c. 1600, "action of adapting (something to something else)," from French adaptation, from Late Latin adaptationem (nominative adaptatio), noun of action from past-participle stem of adaptare "to adjust," from ad "to" (see ad-) + aptare "to join," from aptus "fitted" (see apt).
Meaning "condition of being adapted, state of being fitted to circumstances or relations" is from 1670s. Sense of "modification of a thing to suit new conditions" is from 1790. Biological sense "variations in a living thing to suit changed conditions" first recorded 1859 in Darwin's writings.
toasted cheese and bread, 1706, from French ramequin (late 17c.), said to be from a Germanic source (compare Middle Low German rom "cream"), from Proto-Germanic *rau(g)ma-, which is of uncertain origin.

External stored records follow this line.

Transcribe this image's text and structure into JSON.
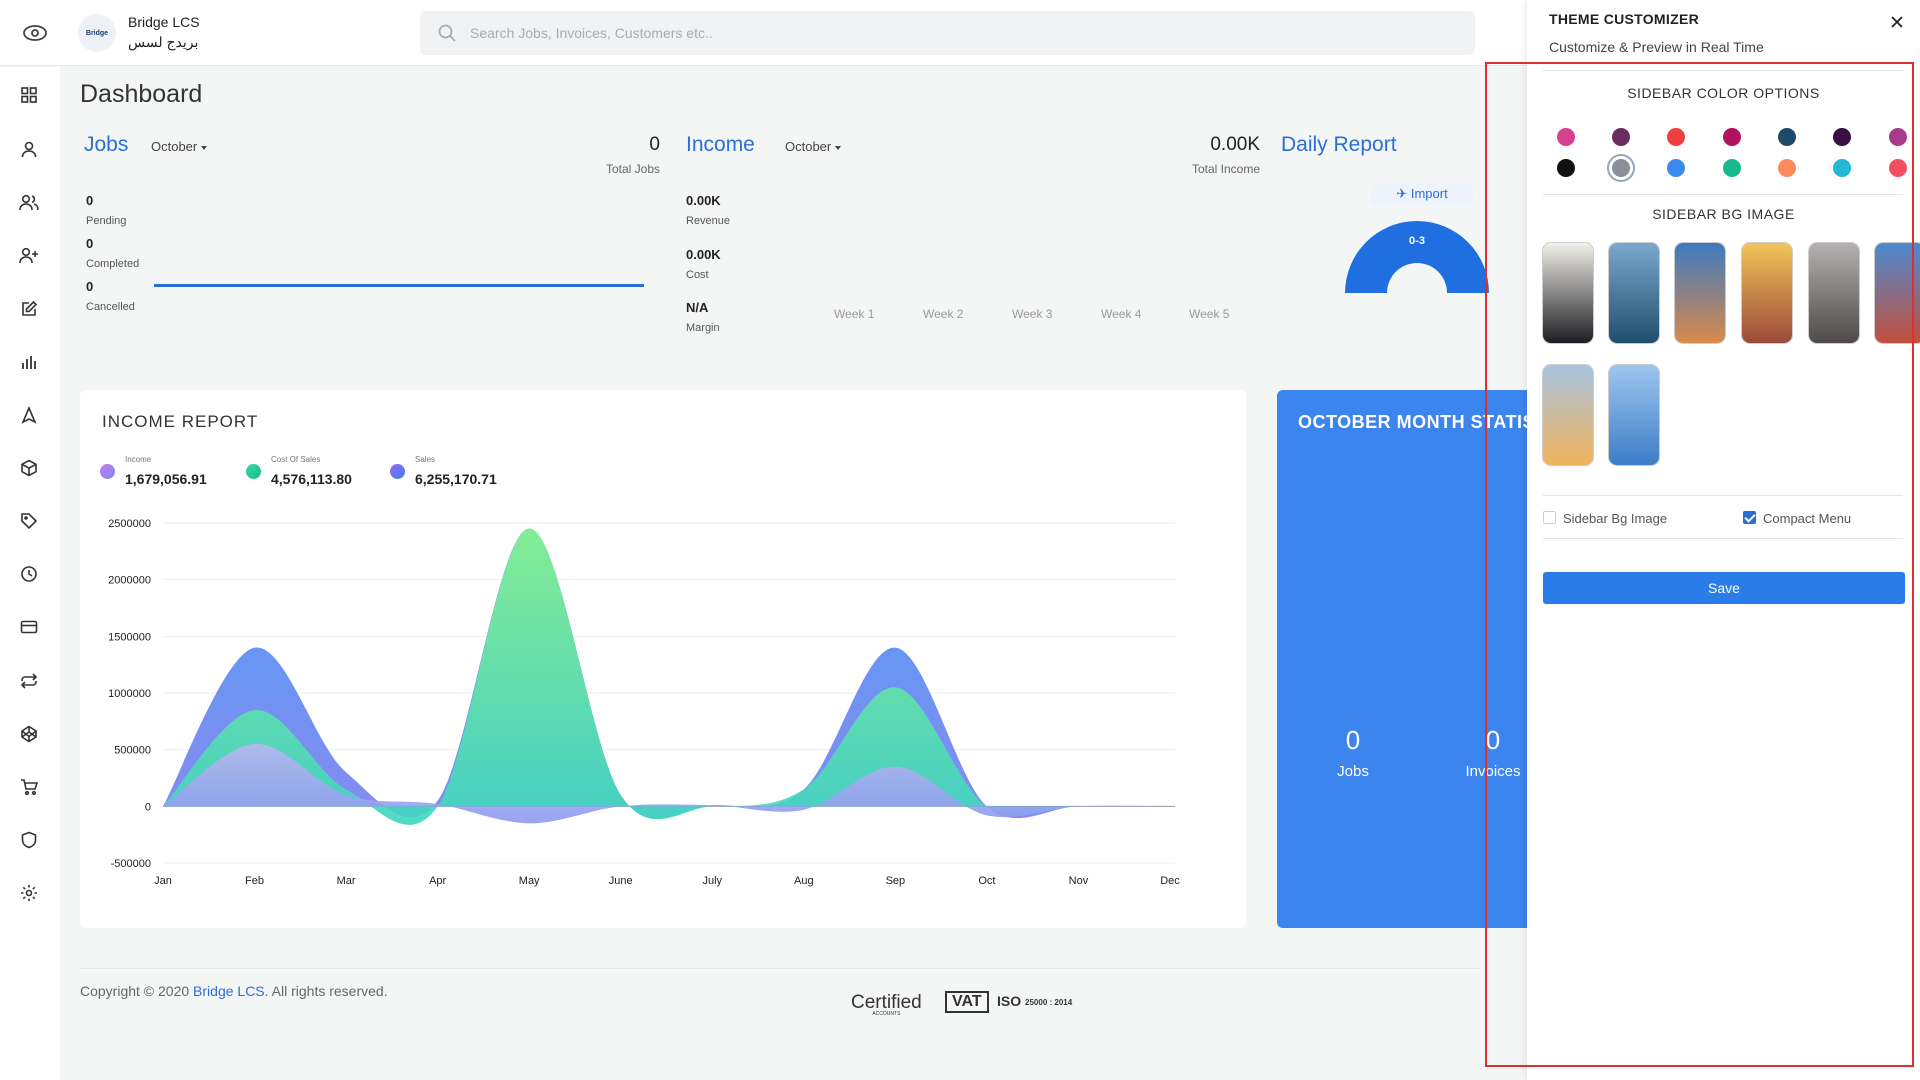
{
  "header": {
    "brand_name": "Bridge LCS",
    "brand_name_arabic": "بريدج لسس",
    "logo_text": "Bridge",
    "search_placeholder": "Search Jobs, Invoices, Customers etc.."
  },
  "sidebar": {
    "icons": [
      "dashboard-icon",
      "user-icon",
      "users-icon",
      "add-user-icon",
      "edit-icon",
      "bar-chart-icon",
      "navigation-icon",
      "package-icon",
      "tag-icon",
      "clock-icon",
      "credit-card-icon",
      "transfer-icon",
      "codepen-icon",
      "cart-icon",
      "shield-icon",
      "settings-icon"
    ]
  },
  "dashboard": {
    "title": "Dashboard",
    "jobs": {
      "title": "Jobs",
      "month": "October",
      "total_value": "0",
      "total_label": "Total Jobs",
      "stats": [
        {
          "value": "0",
          "label": "Pending"
        },
        {
          "value": "0",
          "label": "Completed"
        },
        {
          "value": "0",
          "label": "Cancelled"
        }
      ]
    },
    "income": {
      "title": "Income",
      "month": "October",
      "total_value": "0.00K",
      "total_label": "Total Income",
      "stats": [
        {
          "value": "0.00K",
          "label": "Revenue"
        },
        {
          "value": "0.00K",
          "label": "Cost"
        },
        {
          "value": "N/A",
          "label": "Margin"
        }
      ],
      "weeks": [
        "Week 1",
        "Week 2",
        "Week 3",
        "Week 4",
        "Week 5"
      ]
    },
    "daily_report": {
      "title": "Daily Report",
      "import_label": "Import",
      "gauge_label": "0-3"
    }
  },
  "income_report": {
    "title": "INCOME REPORT",
    "legend": [
      {
        "label": "Income",
        "value": "1,679,056.91",
        "color": "#9b7df0"
      },
      {
        "label": "Cost Of Sales",
        "value": "4,576,113.80",
        "color": "#2ed3a0"
      },
      {
        "label": "Sales",
        "value": "6,255,170.71",
        "color": "#5a7df0"
      }
    ]
  },
  "chart_data": {
    "type": "area",
    "title": "INCOME REPORT",
    "categories": [
      "Jan",
      "Feb",
      "Mar",
      "Apr",
      "May",
      "June",
      "July",
      "Aug",
      "Sep",
      "Oct",
      "Nov",
      "Dec"
    ],
    "ylim": [
      -500000,
      2500000
    ],
    "yticks": [
      2500000,
      2000000,
      1500000,
      1000000,
      500000,
      0,
      -500000
    ],
    "series": [
      {
        "name": "Sales",
        "color": "#4c8ff0",
        "values": [
          0,
          1400000,
          300000,
          50000,
          2450000,
          100000,
          10000,
          150000,
          1400000,
          0,
          0,
          0
        ]
      },
      {
        "name": "Cost Of Sales",
        "color": "#3dd6a3",
        "values": [
          0,
          850000,
          150000,
          0,
          2450000,
          100000,
          0,
          150000,
          1050000,
          0,
          0,
          0
        ]
      },
      {
        "name": "Income",
        "color": "#a3a5f0",
        "values": [
          0,
          550000,
          100000,
          20000,
          -150000,
          0,
          10000,
          -30000,
          350000,
          -80000,
          0,
          0
        ]
      }
    ],
    "grid": true
  },
  "month_stats": {
    "title": "OCTOBER MONTH STATISTICS",
    "items": [
      {
        "value": "0",
        "label": "Jobs"
      },
      {
        "value": "0",
        "label": "Invoices"
      }
    ]
  },
  "footer": {
    "copyright_prefix": "Copyright © 2020 ",
    "company": "Bridge LCS",
    "copyright_suffix": ". All rights reserved.",
    "cert_label": "Certified",
    "cert_sub": "ACCOUNTS",
    "vat_label": "VAT",
    "iso_label": "ISO",
    "iso_num": "25000 : 2014"
  },
  "customizer": {
    "title": "THEME CUSTOMIZER",
    "subtitle": "Customize & Preview in Real Time",
    "color_section": "SIDEBAR COLOR OPTIONS",
    "colors": [
      "#d6408f",
      "#6a2e5e",
      "#ef3e3e",
      "#b0125f",
      "#1e4a6a",
      "#3a1044",
      "#a83b8a",
      "#111111",
      "#8a8f98",
      "#3c8cef",
      "#16b98a",
      "#ff8a5c",
      "#22b8d3",
      "#f24f63"
    ],
    "bg_section": "SIDEBAR BG IMAGE",
    "thumbnails": [
      {
        "name": "crane",
        "colors": [
          "#f2f0ea",
          "#1d1d22"
        ]
      },
      {
        "name": "cargo-ship",
        "colors": [
          "#7aa8d0",
          "#1f4f6c"
        ]
      },
      {
        "name": "containers",
        "colors": [
          "#3d7ac0",
          "#d98a4a"
        ]
      },
      {
        "name": "harbor-sunset",
        "colors": [
          "#f3c45a",
          "#9a4a3a"
        ]
      },
      {
        "name": "truck",
        "colors": [
          "#b4b1b0",
          "#4d4a49"
        ]
      },
      {
        "name": "port-crane",
        "colors": [
          "#4d8ad2",
          "#c24f3a"
        ]
      },
      {
        "name": "plane-sunset",
        "colors": [
          "#a7c3e0",
          "#f0b35a"
        ]
      },
      {
        "name": "airplane",
        "colors": [
          "#9fc6ef",
          "#3c7dc8"
        ]
      }
    ],
    "checkbox_bg_label": "Sidebar Bg Image",
    "checkbox_compact_label": "Compact Menu",
    "save_label": "Save"
  }
}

see jail (n.), you tea-sodden football hooligan. Formerly in official use in Britain, and thus sometimes regarded in U.S. as a characteristic British spelling (though George Washington used it); by the time of OED 2nd edition (1980s) both spellings were considered correct there; the g- spelling is said to have been dominant longest in Australia.
[T]he very anomalous pronunciation of g soft before other vowels than e, i, & y ... is a strong argument for writing jail [Fowler]